--- What the task requires ---
Your output should contain every record, unchanged.

[Stored entries]
=======

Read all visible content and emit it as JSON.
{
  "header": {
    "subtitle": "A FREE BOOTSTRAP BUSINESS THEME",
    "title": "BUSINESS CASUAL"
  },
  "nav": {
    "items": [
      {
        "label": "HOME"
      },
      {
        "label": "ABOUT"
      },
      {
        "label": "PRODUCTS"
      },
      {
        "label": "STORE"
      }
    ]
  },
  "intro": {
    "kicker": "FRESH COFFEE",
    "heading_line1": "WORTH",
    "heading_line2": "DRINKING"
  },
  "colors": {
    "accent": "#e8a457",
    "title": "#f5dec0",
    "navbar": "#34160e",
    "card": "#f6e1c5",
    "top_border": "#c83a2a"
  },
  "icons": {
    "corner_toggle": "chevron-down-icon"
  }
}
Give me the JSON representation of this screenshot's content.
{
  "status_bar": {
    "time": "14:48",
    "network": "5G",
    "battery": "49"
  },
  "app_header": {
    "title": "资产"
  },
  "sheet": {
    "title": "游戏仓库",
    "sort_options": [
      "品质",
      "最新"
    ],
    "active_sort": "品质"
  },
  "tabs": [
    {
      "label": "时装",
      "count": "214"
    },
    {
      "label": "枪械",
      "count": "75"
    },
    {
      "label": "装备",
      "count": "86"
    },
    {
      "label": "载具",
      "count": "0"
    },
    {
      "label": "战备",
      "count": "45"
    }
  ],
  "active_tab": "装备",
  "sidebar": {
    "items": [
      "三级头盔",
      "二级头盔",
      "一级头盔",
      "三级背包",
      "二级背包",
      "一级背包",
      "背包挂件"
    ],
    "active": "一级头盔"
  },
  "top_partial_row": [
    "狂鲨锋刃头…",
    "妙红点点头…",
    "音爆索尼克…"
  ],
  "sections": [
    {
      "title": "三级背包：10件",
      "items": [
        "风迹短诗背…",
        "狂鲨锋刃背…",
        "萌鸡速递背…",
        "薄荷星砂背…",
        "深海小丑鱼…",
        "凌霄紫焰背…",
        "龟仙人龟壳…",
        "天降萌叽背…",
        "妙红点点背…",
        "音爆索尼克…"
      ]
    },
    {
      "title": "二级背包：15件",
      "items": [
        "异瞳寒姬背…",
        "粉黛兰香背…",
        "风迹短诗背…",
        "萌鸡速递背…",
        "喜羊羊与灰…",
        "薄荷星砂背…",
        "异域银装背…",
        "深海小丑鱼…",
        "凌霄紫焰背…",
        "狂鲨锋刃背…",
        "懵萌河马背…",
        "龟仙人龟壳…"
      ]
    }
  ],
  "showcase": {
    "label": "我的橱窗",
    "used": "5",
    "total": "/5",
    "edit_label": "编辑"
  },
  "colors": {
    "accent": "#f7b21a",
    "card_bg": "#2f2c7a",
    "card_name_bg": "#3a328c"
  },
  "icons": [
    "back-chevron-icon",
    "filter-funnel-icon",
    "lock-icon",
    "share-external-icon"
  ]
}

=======

--- Written answer ---
Read all visible content and emit it as JSON.
{
  "header": {
    "subtitle": "A FREE BOOTSTRAP BUSINESS THEME",
    "title": "BUSINESS CASUAL"
  },
  "nav": {
    "items": [
      {
        "label": "HOME"
      },
      {
        "label": "ABOUT"
      },
      {
        "label": "PRODUCTS"
      },
      {
        "label": "STORE"
      }
    ]
  },
  "intro": {
    "kicker": "FRESH COFFEE",
    "heading_line1": "WORTH",
    "heading_line2": "DRINKING"
  },
  "colors": {
    "accent": "#e8a457",
    "title": "#f5dec0",
    "navbar": "#34160e",
    "card": "#f6e1c5",
    "top_border": "#c83a2a"
  },
  "icons": {
    "corner_toggle": "chevron-down-icon"
  }
}
Give me the JSON representation of this screenshot's content.
{
  "status_bar": {
    "time": "14:48",
    "network": "5G",
    "battery": "49"
  },
  "app_header": {
    "title": "资产"
  },
  "sheet": {
    "title": "游戏仓库",
    "sort_options": [
      "品质",
      "最新"
    ],
    "active_sort": "品质"
  },
  "tabs": [
    {
      "label": "时装",
      "count": "214"
    },
    {
      "label": "枪械",
      "count": "75"
    },
    {
      "label": "装备",
      "count": "86"
    },
    {
      "label": "载具",
      "count": "0"
    },
    {
      "label": "战备",
      "count": "45"
    }
  ],
  "active_tab": "装备",
  "sidebar": {
    "items": [
      "三级头盔",
      "二级头盔",
      "一级头盔",
      "三级背包",
      "二级背包",
      "一级背包",
      "背包挂件"
    ],
    "active": "一级头盔"
  },
  "top_partial_row": [
    "狂鲨锋刃头…",
    "妙红点点头…",
    "音爆索尼克…"
  ],
  "sections": [
    {
      "title": "三级背包：10件",
      "items": [
        "风迹短诗背…",
        "狂鲨锋刃背…",
        "萌鸡速递背…",
        "薄荷星砂背…",
        "深海小丑鱼…",
        "凌霄紫焰背…",
        "龟仙人龟壳…",
        "天降萌叽背…",
        "妙红点点背…",
        "音爆索尼克…"
      ]
    },
    {
      "title": "二级背包：15件",
      "items": [
        "异瞳寒姬背…",
        "粉黛兰香背…",
        "风迹短诗背…",
        "萌鸡速递背…",
        "喜羊羊与灰…",
        "薄荷星砂背…",
        "异域银装背…",
        "深海小丑鱼…",
        "凌霄紫焰背…",
        "狂鲨锋刃背…",
        "懵萌河马背…",
        "龟仙人龟壳…"
      ]
    }
  ],
  "showcase": {
    "label": "我的橱窗",
    "used": "5",
    "total": "/5",
    "edit_label": "编辑"
  },
  "colors": {
    "accent": "#f7b21a",
    "card_bg": "#2f2c7a",
    "card_name_bg": "#3a328c"
  },
  "icons": [
    "back-chevron-icon",
    "filter-funnel-icon",
    "lock-icon",
    "share-external-icon"
  ]
}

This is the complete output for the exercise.